─── Records provided ───
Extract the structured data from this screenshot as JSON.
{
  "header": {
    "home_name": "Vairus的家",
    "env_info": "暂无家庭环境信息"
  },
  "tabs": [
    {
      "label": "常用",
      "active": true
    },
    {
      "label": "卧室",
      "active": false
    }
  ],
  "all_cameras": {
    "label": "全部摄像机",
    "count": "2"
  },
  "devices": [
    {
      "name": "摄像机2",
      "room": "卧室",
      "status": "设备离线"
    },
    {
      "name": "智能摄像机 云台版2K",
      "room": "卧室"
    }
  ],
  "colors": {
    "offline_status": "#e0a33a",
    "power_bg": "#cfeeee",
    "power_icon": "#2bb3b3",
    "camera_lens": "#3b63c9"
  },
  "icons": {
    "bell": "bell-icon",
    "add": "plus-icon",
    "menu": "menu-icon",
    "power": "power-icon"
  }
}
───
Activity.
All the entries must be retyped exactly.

Your response.
Extract the structured data from this screenshot as JSON.
{
  "header": {
    "home_name": "Vairus的家",
    "env_info": "暂无家庭环境信息"
  },
  "tabs": [
    {
      "label": "常用",
      "active": true
    },
    {
      "label": "卧室",
      "active": false
    }
  ],
  "all_cameras": {
    "label": "全部摄像机",
    "count": "2"
  },
  "devices": [
    {
      "name": "摄像机2",
      "room": "卧室",
      "status": "设备离线"
    },
    {
      "name": "智能摄像机 云台版2K",
      "room": "卧室"
    }
  ],
  "colors": {
    "offline_status": "#e0a33a",
    "power_bg": "#cfeeee",
    "power_icon": "#2bb3b3",
    "camera_lens": "#3b63c9"
  },
  "icons": {
    "bell": "bell-icon",
    "add": "plus-icon",
    "menu": "menu-icon",
    "power": "power-icon"
  }
}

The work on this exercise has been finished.